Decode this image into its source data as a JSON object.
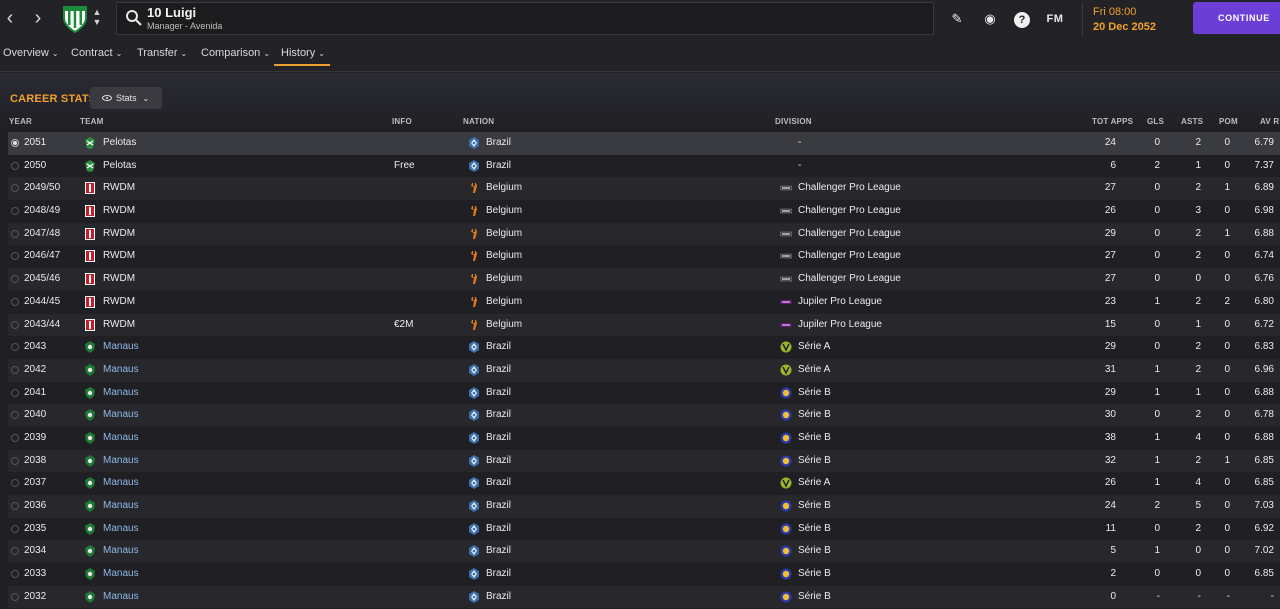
{
  "header": {
    "back_icon": "chevron-left-icon",
    "forward_icon": "chevron-right-icon",
    "profile_name": "10 Luigi",
    "profile_sub": "Manager - Avenida",
    "date_time": "Fri 08:00",
    "date_day": "20 Dec 2052",
    "continue_label": "CONTINUE",
    "fm_label": "FM"
  },
  "tabs": [
    {
      "label": "Overview"
    },
    {
      "label": "Contract"
    },
    {
      "label": "Transfer"
    },
    {
      "label": "Comparison"
    },
    {
      "label": "History"
    }
  ],
  "section": {
    "title": "CAREER STATS",
    "stats_button": "Stats"
  },
  "columns": {
    "year": "YEAR",
    "team": "TEAM",
    "info": "INFO",
    "nation": "NATION",
    "division": "DIVISION",
    "apps": "TOT APPS",
    "gls": "GLS",
    "asts": "ASTS",
    "pom": "POM",
    "avr": "AV R"
  },
  "colors": {
    "accent": "#f0a030",
    "continue": "#6b3fd6",
    "link": "#8fb8e8"
  },
  "rows": [
    {
      "year": "2051",
      "team": "Pelotas",
      "info": "",
      "nation": "Brazil",
      "division": "-",
      "apps": "24",
      "gls": "0",
      "asts": "2",
      "pom": "0",
      "avr": "6.79"
    },
    {
      "year": "2050",
      "team": "Pelotas",
      "info": "Free",
      "nation": "Brazil",
      "division": "-",
      "apps": "6",
      "gls": "2",
      "asts": "1",
      "pom": "0",
      "avr": "7.37"
    },
    {
      "year": "2049/50",
      "team": "RWDM",
      "info": "",
      "nation": "Belgium",
      "division": "Challenger Pro League",
      "apps": "27",
      "gls": "0",
      "asts": "2",
      "pom": "1",
      "avr": "6.89"
    },
    {
      "year": "2048/49",
      "team": "RWDM",
      "info": "",
      "nation": "Belgium",
      "division": "Challenger Pro League",
      "apps": "26",
      "gls": "0",
      "asts": "3",
      "pom": "0",
      "avr": "6.98"
    },
    {
      "year": "2047/48",
      "team": "RWDM",
      "info": "",
      "nation": "Belgium",
      "division": "Challenger Pro League",
      "apps": "29",
      "gls": "0",
      "asts": "2",
      "pom": "1",
      "avr": "6.88"
    },
    {
      "year": "2046/47",
      "team": "RWDM",
      "info": "",
      "nation": "Belgium",
      "division": "Challenger Pro League",
      "apps": "27",
      "gls": "0",
      "asts": "2",
      "pom": "0",
      "avr": "6.74"
    },
    {
      "year": "2045/46",
      "team": "RWDM",
      "info": "",
      "nation": "Belgium",
      "division": "Challenger Pro League",
      "apps": "27",
      "gls": "0",
      "asts": "0",
      "pom": "0",
      "avr": "6.76"
    },
    {
      "year": "2044/45",
      "team": "RWDM",
      "info": "",
      "nation": "Belgium",
      "division": "Jupiler Pro League",
      "apps": "23",
      "gls": "1",
      "asts": "2",
      "pom": "2",
      "avr": "6.80"
    },
    {
      "year": "2043/44",
      "team": "RWDM",
      "info": "€2M",
      "nation": "Belgium",
      "division": "Jupiler Pro League",
      "apps": "15",
      "gls": "0",
      "asts": "1",
      "pom": "0",
      "avr": "6.72"
    },
    {
      "year": "2043",
      "team": "Manaus",
      "info": "",
      "nation": "Brazil",
      "division": "Série A",
      "apps": "29",
      "gls": "0",
      "asts": "2",
      "pom": "0",
      "avr": "6.83"
    },
    {
      "year": "2042",
      "team": "Manaus",
      "info": "",
      "nation": "Brazil",
      "division": "Série A",
      "apps": "31",
      "gls": "1",
      "asts": "2",
      "pom": "0",
      "avr": "6.96"
    },
    {
      "year": "2041",
      "team": "Manaus",
      "info": "",
      "nation": "Brazil",
      "division": "Série B",
      "apps": "29",
      "gls": "1",
      "asts": "1",
      "pom": "0",
      "avr": "6.88"
    },
    {
      "year": "2040",
      "team": "Manaus",
      "info": "",
      "nation": "Brazil",
      "division": "Série B",
      "apps": "30",
      "gls": "0",
      "asts": "2",
      "pom": "0",
      "avr": "6.78"
    },
    {
      "year": "2039",
      "team": "Manaus",
      "info": "",
      "nation": "Brazil",
      "division": "Série B",
      "apps": "38",
      "gls": "1",
      "asts": "4",
      "pom": "0",
      "avr": "6.88"
    },
    {
      "year": "2038",
      "team": "Manaus",
      "info": "",
      "nation": "Brazil",
      "division": "Série B",
      "apps": "32",
      "gls": "1",
      "asts": "2",
      "pom": "1",
      "avr": "6.85"
    },
    {
      "year": "2037",
      "team": "Manaus",
      "info": "",
      "nation": "Brazil",
      "division": "Série A",
      "apps": "26",
      "gls": "1",
      "asts": "4",
      "pom": "0",
      "avr": "6.85"
    },
    {
      "year": "2036",
      "team": "Manaus",
      "info": "",
      "nation": "Brazil",
      "division": "Série B",
      "apps": "24",
      "gls": "2",
      "asts": "5",
      "pom": "0",
      "avr": "7.03"
    },
    {
      "year": "2035",
      "team": "Manaus",
      "info": "",
      "nation": "Brazil",
      "division": "Série B",
      "apps": "11",
      "gls": "0",
      "asts": "2",
      "pom": "0",
      "avr": "6.92"
    },
    {
      "year": "2034",
      "team": "Manaus",
      "info": "",
      "nation": "Brazil",
      "division": "Série B",
      "apps": "5",
      "gls": "1",
      "asts": "0",
      "pom": "0",
      "avr": "7.02"
    },
    {
      "year": "2033",
      "team": "Manaus",
      "info": "",
      "nation": "Brazil",
      "division": "Série B",
      "apps": "2",
      "gls": "0",
      "asts": "0",
      "pom": "0",
      "avr": "6.85"
    },
    {
      "year": "2032",
      "team": "Manaus",
      "info": "",
      "nation": "Brazil",
      "division": "Série B",
      "apps": "0",
      "gls": "-",
      "asts": "-",
      "pom": "-",
      "avr": "-"
    }
  ]
}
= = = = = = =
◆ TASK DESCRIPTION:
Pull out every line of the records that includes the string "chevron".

◆ RESPONSE TO THE EXERCISE:
    "back_icon": "chevron-left-icon",
    "forward_icon": "chevron-right-icon",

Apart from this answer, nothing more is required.